◆ **ACTIVITY**: All lines in the entries below that hold "handle" make up the answer.

[Data records]
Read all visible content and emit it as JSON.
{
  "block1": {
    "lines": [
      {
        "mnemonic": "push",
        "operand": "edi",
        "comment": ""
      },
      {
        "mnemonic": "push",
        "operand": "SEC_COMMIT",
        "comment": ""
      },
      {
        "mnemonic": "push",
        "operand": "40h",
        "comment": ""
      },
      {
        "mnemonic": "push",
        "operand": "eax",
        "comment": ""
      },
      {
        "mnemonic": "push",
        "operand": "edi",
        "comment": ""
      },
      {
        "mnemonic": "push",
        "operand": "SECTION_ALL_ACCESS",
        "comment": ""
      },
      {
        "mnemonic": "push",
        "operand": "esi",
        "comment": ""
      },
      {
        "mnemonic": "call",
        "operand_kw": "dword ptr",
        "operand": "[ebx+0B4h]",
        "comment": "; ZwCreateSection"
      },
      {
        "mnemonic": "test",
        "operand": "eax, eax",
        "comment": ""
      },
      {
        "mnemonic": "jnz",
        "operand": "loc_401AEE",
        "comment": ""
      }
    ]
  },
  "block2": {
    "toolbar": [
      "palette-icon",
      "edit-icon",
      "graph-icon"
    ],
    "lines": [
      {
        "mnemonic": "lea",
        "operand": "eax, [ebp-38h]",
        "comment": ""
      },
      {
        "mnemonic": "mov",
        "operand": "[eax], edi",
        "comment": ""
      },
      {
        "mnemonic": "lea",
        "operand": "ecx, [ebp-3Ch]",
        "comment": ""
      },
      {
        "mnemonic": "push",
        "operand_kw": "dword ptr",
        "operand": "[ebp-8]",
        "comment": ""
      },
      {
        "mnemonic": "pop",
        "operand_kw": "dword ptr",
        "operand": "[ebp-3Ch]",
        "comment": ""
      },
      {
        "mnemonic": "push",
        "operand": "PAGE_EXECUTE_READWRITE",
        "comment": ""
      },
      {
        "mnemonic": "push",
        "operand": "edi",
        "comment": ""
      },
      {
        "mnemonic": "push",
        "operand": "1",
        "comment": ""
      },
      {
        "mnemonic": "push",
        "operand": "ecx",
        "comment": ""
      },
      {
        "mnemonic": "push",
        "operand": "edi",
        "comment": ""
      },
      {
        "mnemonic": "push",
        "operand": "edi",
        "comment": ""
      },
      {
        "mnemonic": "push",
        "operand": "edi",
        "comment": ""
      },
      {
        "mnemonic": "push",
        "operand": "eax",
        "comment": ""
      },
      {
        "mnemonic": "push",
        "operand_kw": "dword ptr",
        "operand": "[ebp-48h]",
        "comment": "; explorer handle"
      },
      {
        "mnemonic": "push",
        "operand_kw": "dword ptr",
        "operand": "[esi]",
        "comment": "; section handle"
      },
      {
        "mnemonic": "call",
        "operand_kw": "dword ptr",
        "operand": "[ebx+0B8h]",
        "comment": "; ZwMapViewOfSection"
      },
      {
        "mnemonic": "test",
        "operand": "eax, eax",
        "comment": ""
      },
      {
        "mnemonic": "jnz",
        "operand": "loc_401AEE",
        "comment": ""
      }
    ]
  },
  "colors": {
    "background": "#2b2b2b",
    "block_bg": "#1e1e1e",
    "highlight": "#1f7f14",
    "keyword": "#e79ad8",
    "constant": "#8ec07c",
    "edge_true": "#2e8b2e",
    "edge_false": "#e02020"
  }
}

◆ **SOLVED EXERCISE**:
        "comment": "; explorer handle"
        "comment": "; section handle"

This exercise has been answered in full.